“I appeal to you, therefore, brothers and sisters, by the mercies of God, to present your bodies a living sacrifice, holy and acceptable to God, which is your spiritual worship. Do not be conformed to this world, but be transformed by the renewing of your minds, so that you may discern what is the will of God – what is good and acceptable and perfect.”
Monday, January 18 is Martin Luther King Jr. Day in the United States. Dr. King once said that Christians are too often like thermometers, registering and reflecting the temperature all around them, when in fact we are called to thermostats, influencing and changing the spiritual, moral, and cultural atmosphere of the society in which we live.
Kind of sounds like the distinction between being “conformed to this world” or being “transformed by the renewal of our minds.”

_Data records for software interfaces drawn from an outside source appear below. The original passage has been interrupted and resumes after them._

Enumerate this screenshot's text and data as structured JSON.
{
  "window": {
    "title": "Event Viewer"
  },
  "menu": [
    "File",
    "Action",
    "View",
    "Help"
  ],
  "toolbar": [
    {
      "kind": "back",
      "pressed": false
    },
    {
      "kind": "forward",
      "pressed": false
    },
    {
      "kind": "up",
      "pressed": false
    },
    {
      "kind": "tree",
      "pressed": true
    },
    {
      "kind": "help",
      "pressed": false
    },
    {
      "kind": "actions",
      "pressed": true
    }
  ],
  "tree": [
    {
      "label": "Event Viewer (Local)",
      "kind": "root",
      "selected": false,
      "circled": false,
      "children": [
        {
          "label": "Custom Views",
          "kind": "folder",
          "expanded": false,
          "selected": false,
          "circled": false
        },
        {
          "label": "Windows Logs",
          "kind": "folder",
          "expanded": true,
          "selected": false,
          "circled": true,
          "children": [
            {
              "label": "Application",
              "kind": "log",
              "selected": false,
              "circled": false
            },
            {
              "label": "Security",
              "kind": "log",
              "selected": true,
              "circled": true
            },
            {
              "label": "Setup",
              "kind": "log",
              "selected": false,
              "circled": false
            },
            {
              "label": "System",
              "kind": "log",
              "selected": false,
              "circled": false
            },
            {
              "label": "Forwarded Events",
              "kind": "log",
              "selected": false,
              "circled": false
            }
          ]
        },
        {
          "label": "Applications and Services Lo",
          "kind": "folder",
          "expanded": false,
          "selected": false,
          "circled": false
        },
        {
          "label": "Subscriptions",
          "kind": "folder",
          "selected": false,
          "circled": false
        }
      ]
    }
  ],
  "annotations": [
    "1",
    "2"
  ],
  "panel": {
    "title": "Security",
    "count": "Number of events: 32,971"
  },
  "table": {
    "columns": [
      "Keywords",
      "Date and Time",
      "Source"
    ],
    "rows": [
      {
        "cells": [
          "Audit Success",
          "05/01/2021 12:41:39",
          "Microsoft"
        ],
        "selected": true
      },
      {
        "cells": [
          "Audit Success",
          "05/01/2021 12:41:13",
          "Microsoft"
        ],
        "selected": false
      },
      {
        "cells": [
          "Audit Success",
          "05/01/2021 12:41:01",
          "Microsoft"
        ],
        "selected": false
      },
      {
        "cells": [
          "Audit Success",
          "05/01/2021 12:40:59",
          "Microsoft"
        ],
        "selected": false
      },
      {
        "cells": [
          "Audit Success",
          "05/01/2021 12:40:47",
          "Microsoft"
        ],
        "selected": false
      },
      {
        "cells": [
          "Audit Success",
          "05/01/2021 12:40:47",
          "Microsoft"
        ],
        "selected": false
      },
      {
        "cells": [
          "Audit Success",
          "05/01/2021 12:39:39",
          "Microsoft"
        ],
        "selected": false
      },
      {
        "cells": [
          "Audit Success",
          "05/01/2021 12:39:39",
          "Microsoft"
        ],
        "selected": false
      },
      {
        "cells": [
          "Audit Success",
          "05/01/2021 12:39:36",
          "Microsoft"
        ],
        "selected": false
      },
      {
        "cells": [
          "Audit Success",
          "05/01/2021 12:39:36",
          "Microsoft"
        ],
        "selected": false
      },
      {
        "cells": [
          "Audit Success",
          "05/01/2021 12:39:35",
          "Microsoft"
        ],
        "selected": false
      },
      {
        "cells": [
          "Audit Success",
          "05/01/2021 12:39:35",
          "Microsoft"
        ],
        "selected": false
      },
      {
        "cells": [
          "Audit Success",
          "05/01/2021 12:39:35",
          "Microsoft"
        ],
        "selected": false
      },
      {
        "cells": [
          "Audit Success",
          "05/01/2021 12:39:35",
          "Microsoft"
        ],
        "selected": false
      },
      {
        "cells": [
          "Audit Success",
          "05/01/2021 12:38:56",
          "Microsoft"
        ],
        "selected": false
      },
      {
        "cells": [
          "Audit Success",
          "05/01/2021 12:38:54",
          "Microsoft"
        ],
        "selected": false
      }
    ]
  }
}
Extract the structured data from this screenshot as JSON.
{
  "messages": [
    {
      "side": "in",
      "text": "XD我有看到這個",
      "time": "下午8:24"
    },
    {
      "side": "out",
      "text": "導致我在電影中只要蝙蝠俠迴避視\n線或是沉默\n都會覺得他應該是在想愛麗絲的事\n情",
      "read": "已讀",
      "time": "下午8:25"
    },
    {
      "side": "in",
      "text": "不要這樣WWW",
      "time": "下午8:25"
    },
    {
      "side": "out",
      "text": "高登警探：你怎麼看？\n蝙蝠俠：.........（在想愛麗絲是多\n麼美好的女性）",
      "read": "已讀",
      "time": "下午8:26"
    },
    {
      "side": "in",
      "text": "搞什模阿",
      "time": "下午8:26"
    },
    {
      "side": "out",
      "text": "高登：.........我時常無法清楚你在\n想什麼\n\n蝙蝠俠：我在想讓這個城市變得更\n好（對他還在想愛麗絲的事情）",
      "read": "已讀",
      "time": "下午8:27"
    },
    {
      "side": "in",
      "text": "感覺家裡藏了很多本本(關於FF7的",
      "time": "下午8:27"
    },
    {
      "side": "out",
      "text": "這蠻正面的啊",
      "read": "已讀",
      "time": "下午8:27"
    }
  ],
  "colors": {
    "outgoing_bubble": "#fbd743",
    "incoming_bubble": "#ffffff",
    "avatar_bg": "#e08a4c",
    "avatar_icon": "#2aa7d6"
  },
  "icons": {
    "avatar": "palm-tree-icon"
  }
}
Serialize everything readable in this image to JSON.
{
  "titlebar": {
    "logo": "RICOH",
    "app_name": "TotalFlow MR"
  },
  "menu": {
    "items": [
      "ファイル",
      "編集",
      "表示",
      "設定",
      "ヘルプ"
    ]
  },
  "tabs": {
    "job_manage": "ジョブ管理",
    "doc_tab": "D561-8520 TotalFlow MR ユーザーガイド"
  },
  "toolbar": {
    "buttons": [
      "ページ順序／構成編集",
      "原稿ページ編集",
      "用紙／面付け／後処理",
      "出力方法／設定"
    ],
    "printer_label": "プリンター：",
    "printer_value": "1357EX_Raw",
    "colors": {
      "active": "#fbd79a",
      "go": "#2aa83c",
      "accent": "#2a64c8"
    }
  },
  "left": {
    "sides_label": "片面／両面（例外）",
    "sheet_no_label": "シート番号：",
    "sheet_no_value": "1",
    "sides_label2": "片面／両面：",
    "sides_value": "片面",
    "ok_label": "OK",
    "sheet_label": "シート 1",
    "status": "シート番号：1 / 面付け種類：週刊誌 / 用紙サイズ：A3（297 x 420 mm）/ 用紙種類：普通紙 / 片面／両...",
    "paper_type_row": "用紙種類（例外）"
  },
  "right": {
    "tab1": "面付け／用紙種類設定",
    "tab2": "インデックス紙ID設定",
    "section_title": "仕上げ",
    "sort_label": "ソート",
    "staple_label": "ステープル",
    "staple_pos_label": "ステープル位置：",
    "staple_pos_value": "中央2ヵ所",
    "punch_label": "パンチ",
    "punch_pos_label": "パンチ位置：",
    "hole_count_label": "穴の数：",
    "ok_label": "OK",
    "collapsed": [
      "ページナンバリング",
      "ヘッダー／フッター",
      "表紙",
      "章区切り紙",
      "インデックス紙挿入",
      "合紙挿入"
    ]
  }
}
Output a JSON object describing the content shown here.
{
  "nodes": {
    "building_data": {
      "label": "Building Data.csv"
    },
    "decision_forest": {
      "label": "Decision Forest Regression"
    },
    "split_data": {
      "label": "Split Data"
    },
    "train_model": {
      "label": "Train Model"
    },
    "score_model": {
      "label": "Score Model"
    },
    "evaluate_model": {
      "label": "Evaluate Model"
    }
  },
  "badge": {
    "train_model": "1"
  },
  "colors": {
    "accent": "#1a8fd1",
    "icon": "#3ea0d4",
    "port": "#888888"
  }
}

And in our ministry we are unabashedly all about transformation. Heck one of our folks once wrote a book about such transformation. But we also stand with Paul (and King) by insisting that transformed “minds” without bodies presented as living sacrifices is a pious intellectualism that doesn’t really amount to very much. No, the whole point of a transformed mind is that we might be discerning people, perceiving in the midst of our day to day personal and professional lives what embodied discipleship looks like.
There is no mind/body dualism for Paul. And there is no possibility of separating worship from this whole matter of transformed minds and sacrificial bodies either. Whole-bodied, mind-transformed, non-conformist living is precisely what worship is all about. Indeed, this way of living is worship!
So this week we come to Romans 12 at Wine Before Breakfast. This week we come to the heart of our ministry, and to the radical implications of the story that Paul has been telling and retelling in the previous 11 chapters of this letter.
Scott Flemming has the joyful task of preaching out of Romans 12. No pressure, Scott!
Andrew Asbil will be serving the bread, the band has some U2 and some more Marley on tap, and the food will be good as usual. Just the kind of thing that embodied discipleship needs.
One last thing, friends. In Romans 12 Paul identifies hospitality to be one of the defining characteristics of the body of Christ. Let’s extend that hospitality to other folks who need to be fed deeply on a Tuesday morning. Bring your friends. In fact, if you are going to heed Paul well, then you should bring your enemies too.
Wine Before Breakfast
Wycliffe Chapel @ 7.22am